  1. Mark says:

    The thing that’s unspoken here, is that the same capacity for self-publishing makes it trivial for people to set up small presses. I think small press publishing is, basically, the way to go.

  2. meika says:

    I did it. It was great fun. I learnt it really does take a house of people to make a book. (Most of them outside noses on the window.)

    No sales, but 20 000+ downloads.

    I had the time and resources, and some skills, to play with POD publishing.

    Got a drubbing. (see )

    Mostly from a “how dare you” crowd who fetishize ‘publishing’ (more so than the physical object of the book).

    Apparently one is not allowed to play at publishing. One is not allowed to chill out and just jam, ‘publishing’ is too serious a thing to explore new forms.

    Busking ist verboten.

    It must be a huge threat to people sense of themselves. A huge threat to a nothingness. The industry simply follows this set of expectations, it’s cynical beliefs that it controls this through marketing is hubris, but middle-aged gods never really understand the old gods.
    amazon link

    So shocked was I by the market’s deep emotional laziness to new technology that I’ve moved into sculpture. A real art where play is allowed, where even if I do the exact same thing, no one gets shirty or pompous.

    Most publishing is really just like a horse racing form guide, and more so everyday.

    sorry if i haven’t hyerlinked the links but there’s no preview button

  3. Paul Raven says:

    Sorry for the slow publication of your comment, meika, the mass of links caused you to be held in the moderation queue.

    I can’t speak with authority on your experiences with the publishing world, and I’m sorry to see that people were harsh about your work. That said, having taken a look at the first dozen pages of your book on Scribd, closer attention to grammar and punctuation on your part might have made for a better first impression. Publishing is an old-school business, sure, but some of its strictures are there for better reasons than others.

  4. meika says:

    Dang, it happened again.

  5. Paul Raven says:

    Well, that’s the thing; busking isn’t verboten, but it opens you up to public criticism as well as potential handfuls of small change, if I might overextend the metaphor. Maybe I’m just too fussy, but I’m more likely to take a busker seriously when it’s obvious he’s spent a lot of time learning and practicing the basic chord shapes. Your mileage may vary, as the saying goes.

  6. Annabeth says:

    I’ve self-published tons of stories on the internet, but once I had my novel, I went for traditional publication. I’m at one of the larger houses, and while I won’t pretend this doesn’t involve some occasional frustration, I have the kind of sales and exposure that virtually no self-pubbing author could get on his/her own. I wouldn’t condemn anybody for self-pubbing if it really works for them and its what they want to do, but for “building an audience,” publishing with a large house is going to win every time. The trick is getting in — but I didn’t know anybody, and I got in just fine. It can be done. And self-publishing advocates do their cause no favors by acting like publishing is just some racket nobody can break into.

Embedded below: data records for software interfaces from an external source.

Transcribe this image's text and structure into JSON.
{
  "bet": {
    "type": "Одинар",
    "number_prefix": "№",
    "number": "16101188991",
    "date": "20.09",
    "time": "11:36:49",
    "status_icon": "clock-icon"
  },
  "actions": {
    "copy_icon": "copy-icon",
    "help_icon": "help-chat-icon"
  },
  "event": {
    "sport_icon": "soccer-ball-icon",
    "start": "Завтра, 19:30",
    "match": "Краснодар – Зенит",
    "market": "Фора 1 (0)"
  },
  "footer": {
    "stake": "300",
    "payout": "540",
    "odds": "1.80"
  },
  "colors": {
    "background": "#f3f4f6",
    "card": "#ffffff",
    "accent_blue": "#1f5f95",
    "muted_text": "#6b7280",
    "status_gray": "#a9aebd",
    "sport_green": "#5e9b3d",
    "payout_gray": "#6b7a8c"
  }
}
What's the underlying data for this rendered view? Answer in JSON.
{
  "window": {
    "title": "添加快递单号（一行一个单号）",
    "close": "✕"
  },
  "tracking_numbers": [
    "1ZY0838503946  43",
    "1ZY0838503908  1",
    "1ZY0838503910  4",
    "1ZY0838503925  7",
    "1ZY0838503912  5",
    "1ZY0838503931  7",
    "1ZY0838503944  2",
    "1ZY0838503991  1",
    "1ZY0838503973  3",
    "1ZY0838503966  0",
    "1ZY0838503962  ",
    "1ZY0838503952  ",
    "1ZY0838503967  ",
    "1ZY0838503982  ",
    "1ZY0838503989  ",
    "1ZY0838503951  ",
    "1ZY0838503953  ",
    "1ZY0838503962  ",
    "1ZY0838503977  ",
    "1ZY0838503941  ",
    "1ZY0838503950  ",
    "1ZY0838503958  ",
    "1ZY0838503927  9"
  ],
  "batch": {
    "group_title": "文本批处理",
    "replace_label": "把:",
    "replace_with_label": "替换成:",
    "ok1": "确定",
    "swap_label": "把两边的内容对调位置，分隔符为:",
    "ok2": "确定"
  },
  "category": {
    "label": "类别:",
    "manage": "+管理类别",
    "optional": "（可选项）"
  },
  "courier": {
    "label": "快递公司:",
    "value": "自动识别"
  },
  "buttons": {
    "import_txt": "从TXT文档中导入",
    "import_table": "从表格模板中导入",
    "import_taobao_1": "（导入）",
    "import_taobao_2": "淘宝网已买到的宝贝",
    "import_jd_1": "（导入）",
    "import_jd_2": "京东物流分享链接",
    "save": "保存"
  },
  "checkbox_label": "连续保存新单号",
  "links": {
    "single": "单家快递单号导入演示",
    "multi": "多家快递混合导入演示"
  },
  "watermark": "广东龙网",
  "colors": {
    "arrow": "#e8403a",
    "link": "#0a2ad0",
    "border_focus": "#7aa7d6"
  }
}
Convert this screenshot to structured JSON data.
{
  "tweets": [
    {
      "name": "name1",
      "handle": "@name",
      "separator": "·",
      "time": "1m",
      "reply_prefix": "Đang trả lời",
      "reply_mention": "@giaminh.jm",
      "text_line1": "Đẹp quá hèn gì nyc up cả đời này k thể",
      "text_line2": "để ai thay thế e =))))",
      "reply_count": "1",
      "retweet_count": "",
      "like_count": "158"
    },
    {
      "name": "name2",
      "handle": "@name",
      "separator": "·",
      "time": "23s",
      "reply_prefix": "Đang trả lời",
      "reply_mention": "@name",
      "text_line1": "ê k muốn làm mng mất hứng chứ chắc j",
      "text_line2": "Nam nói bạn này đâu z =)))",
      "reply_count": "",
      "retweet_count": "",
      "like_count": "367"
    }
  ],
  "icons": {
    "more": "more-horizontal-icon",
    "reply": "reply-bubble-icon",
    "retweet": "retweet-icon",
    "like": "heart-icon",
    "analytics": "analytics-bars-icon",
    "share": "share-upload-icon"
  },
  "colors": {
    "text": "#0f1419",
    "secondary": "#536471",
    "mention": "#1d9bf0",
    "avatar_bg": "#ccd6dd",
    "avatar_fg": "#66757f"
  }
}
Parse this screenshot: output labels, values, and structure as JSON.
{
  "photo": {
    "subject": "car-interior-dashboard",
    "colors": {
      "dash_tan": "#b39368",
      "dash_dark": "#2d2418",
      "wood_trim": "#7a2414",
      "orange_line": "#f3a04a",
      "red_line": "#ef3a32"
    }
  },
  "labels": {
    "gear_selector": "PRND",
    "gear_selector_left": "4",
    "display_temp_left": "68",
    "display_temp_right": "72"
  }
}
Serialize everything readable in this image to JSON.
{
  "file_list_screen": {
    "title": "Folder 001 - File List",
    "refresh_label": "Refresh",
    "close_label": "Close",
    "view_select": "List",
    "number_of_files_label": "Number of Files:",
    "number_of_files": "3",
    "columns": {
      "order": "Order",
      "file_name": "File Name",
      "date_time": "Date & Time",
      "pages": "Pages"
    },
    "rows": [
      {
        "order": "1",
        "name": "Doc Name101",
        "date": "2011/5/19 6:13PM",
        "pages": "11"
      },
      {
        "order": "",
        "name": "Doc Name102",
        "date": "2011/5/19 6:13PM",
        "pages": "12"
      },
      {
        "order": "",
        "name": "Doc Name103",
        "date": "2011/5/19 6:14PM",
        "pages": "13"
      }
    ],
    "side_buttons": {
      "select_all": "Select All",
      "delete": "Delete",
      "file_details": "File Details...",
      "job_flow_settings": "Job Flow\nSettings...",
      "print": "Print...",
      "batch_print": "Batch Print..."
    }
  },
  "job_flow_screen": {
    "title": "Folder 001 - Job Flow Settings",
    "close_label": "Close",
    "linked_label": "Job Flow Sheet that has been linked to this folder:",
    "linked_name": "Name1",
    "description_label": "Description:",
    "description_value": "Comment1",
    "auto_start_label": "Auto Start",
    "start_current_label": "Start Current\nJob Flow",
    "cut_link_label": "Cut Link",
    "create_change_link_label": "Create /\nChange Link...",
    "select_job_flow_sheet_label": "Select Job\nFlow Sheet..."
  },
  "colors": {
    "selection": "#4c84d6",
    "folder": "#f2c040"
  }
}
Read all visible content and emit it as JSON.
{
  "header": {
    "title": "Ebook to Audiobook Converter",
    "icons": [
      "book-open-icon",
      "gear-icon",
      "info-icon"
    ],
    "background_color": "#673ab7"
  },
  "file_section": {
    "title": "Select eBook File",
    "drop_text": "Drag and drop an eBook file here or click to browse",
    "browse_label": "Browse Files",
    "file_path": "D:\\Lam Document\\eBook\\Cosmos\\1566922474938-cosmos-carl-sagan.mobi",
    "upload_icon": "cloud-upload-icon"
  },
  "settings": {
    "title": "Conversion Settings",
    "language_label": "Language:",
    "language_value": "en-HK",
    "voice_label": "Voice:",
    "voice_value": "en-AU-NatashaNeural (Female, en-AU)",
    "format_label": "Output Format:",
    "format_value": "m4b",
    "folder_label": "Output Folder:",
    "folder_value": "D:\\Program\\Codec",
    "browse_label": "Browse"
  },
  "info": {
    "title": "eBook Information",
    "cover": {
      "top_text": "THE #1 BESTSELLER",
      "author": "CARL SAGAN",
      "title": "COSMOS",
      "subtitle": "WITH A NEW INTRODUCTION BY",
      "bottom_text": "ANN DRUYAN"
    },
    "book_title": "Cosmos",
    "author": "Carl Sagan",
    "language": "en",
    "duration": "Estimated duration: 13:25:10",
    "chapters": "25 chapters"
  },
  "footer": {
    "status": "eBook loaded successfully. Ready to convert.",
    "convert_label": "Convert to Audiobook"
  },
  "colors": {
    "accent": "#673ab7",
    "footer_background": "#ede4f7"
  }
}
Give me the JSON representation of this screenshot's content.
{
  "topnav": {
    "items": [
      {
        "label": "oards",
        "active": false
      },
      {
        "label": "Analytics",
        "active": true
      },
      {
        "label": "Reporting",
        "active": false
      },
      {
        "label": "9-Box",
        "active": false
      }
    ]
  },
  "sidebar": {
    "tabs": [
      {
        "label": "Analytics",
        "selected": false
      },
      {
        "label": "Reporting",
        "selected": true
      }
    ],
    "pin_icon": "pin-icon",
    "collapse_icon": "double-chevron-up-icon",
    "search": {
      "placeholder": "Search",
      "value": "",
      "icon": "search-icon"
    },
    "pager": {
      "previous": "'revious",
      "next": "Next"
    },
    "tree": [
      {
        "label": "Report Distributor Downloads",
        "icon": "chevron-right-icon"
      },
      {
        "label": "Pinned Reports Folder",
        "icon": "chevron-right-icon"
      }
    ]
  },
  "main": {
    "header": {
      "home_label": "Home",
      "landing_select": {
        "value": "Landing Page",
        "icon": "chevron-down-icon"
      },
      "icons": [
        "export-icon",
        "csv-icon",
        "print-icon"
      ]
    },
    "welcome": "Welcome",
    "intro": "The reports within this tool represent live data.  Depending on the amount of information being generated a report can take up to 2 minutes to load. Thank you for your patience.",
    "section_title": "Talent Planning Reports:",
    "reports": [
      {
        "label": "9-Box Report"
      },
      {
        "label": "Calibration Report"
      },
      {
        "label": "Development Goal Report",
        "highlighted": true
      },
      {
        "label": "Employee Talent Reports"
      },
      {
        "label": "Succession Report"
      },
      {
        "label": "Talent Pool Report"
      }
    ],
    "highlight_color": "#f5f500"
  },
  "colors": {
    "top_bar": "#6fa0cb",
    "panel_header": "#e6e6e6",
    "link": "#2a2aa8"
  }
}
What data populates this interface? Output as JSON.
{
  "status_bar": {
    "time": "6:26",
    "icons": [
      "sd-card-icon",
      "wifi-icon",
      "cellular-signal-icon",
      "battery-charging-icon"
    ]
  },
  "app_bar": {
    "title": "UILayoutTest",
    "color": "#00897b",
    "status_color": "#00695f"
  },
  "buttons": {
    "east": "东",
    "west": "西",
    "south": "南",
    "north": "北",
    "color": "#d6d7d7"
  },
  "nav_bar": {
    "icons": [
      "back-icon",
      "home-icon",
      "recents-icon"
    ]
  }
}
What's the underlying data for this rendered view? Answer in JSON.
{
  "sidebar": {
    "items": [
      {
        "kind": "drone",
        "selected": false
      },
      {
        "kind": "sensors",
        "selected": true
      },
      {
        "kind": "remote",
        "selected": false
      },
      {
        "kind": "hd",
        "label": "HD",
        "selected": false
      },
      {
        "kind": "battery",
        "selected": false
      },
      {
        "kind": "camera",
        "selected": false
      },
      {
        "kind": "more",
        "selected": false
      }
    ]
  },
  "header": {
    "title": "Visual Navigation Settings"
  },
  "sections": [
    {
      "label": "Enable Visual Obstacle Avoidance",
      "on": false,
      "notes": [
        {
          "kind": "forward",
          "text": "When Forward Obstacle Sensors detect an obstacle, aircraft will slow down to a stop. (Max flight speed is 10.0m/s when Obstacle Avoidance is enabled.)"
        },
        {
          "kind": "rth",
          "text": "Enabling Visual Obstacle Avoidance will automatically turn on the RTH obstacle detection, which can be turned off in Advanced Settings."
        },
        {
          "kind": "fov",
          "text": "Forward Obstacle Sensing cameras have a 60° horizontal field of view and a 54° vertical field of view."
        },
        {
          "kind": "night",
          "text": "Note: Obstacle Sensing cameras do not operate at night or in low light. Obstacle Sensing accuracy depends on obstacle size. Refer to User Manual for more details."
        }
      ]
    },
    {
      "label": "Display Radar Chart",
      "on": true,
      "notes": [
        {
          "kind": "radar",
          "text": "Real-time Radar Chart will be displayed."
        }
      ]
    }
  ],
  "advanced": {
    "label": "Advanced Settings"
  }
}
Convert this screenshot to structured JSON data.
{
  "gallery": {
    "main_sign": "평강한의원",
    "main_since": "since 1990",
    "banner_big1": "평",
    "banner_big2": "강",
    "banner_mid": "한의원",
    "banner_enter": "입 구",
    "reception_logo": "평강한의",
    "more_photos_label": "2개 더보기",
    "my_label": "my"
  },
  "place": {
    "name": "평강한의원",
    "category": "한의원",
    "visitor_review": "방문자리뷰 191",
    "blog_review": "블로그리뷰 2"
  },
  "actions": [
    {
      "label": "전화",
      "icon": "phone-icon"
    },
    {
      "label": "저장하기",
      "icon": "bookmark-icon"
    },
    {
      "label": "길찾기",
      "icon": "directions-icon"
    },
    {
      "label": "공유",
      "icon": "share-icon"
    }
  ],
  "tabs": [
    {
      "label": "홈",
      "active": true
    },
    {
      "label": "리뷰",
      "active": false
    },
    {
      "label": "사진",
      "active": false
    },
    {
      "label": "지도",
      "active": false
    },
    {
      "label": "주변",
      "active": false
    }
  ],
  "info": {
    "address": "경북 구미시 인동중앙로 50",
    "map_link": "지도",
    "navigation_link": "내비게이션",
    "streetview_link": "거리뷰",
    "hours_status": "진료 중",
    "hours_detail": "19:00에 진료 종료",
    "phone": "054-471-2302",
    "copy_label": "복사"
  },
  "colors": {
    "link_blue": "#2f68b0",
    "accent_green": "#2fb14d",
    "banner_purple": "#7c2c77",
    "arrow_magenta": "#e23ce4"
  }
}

  7. jon says:

    Here in Japan there has been a big boom in mobile phone ‘novels’ over the past decade which are often read as they’re being written, with the plot sometimes being steered by reader feedback along the way. This is not for everyone but it does reflect more of a jam-session style than anything traditional. Some of them have gone on to become bestsellers in print form, through, er… major publishers.

    Total DIY will only rarely be a match for a writer with a big communications, editorial and promotional machine behind them. And writing demands a much higher level of commitment from its audience than other artforms, so I never read too far into a self-published work which hasn’t passed a gatekeeper first – in the form of a review, list or podcast. I’ve been burned too many times.

    DIY is good for getting your work out to more than just the traditional agents or publishers, so the chances of getting lucky are increased. But publishers will still exist in some form or other.

  8. jon says:

    oh, I just wanted to add that finding new, un-famous yet talented writers was the main reason I started reading Futurismic.

  9. Ashli says:

    For some folks, DIY will make MORE sense. For authors savvy enough to create smart business plans and brand themselves (or for those that already have a strong following through career accomplishments or popular blogs) self publishing can be a better way to go (believe me, I worked at a publisher, and aside from great distribution, we offered little by way of marketing). I’m actually pulling together a conference for self published authors (or those that want to) in San Francisco in July – InStock – see for more info.

  10. Richard says:

    With POD publishing, I made sure to put a strong emphasis on editing to make my work the best it can be. As a result, I’ve got some great reviews and have confidently forged ahead with my marketing plan. I’m close to completing my second novel, so I’m hoping that the traditonal pubs will look at my marketing skills and moderate success with the first book and take me on.